Brothers is a Danish film from 2004 that garnered a little bit of acclaim from Cannes and Sundance but as far as I know, probably went unnoticed on the whole. It was certainly the first Danish spoken movie I'd seen. I checked out the trailer before hand and noticed a couple things, 1. it was a Focus Features movie (good), 2. the name of the movie was Brothers (uncertain), 3. one of the brothers was very stereotypically "rough" looking (bad), 4. the song playing over the trailer made me feel like it was a good movie even though I was only watching the trailer (does that make sense?).
[Fyi ... I won't give away any specifics, but I may hint at general themes that may act as spoilers]
The basic premise of the movie revolves around two brothers, one of whom starts the movie being released from jail and the other has a wife and two daughters but is going back to war. There's tangible tension between the two brothers and the parents are obviously disappointed with the jail bird brother. As you can see in the trailer, the good brother is thought to be killed in war but returns a few months later to his distraught family. Leading up to watching the movie and throughout the first third of it, I expected a simple redemption story about a "roughneck" brother who turns around his life when he's called upon to be there for his family.
What I appreciated about the movie wasn't that the "bad" brother showed signs of "good" (the "ragamuffin with the heart of gold" character is hardly a new role) but rather that the "good" brother showed signs of "bad." A pivotal moment depicting "good" brother's "badness" halfway through made me realize that this movie had an extra layer to explore. The idea that the best of us are capable of evil is a poignant one, especially for those of us with relatively clean records. It is easy to fall into one's assumed role of being good, bad, or otherwise (fill in the blank) yet we must make decisions on a case by case scenerio. We are living, breathing, organisms that are constantly capable of a host of varying actions. Reputation plays its part but we are larger than others' perceptions.
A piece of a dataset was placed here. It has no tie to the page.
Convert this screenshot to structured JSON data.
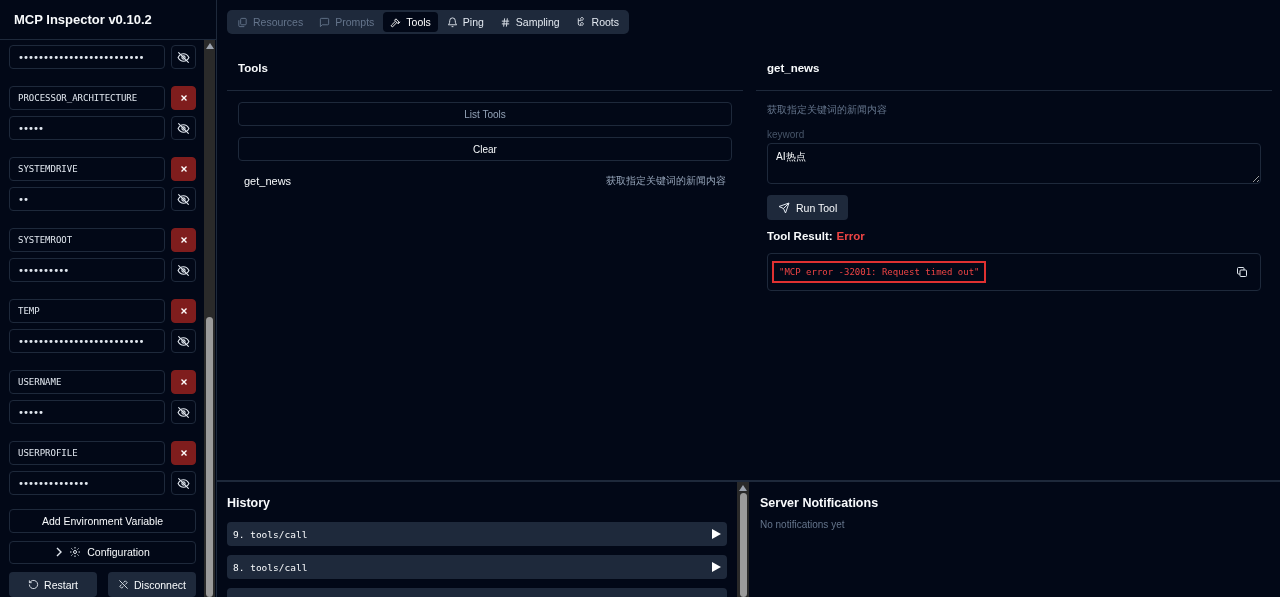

I can't really go any further without dropping plot points but I appreciated that the brothers' morality (I'm over-simplifying a bit with the term, morality) moves in an inverted motion. I encourage a viewing of this movie, specifically before the Hallmark-ish American version is released this December. Go!View!Think!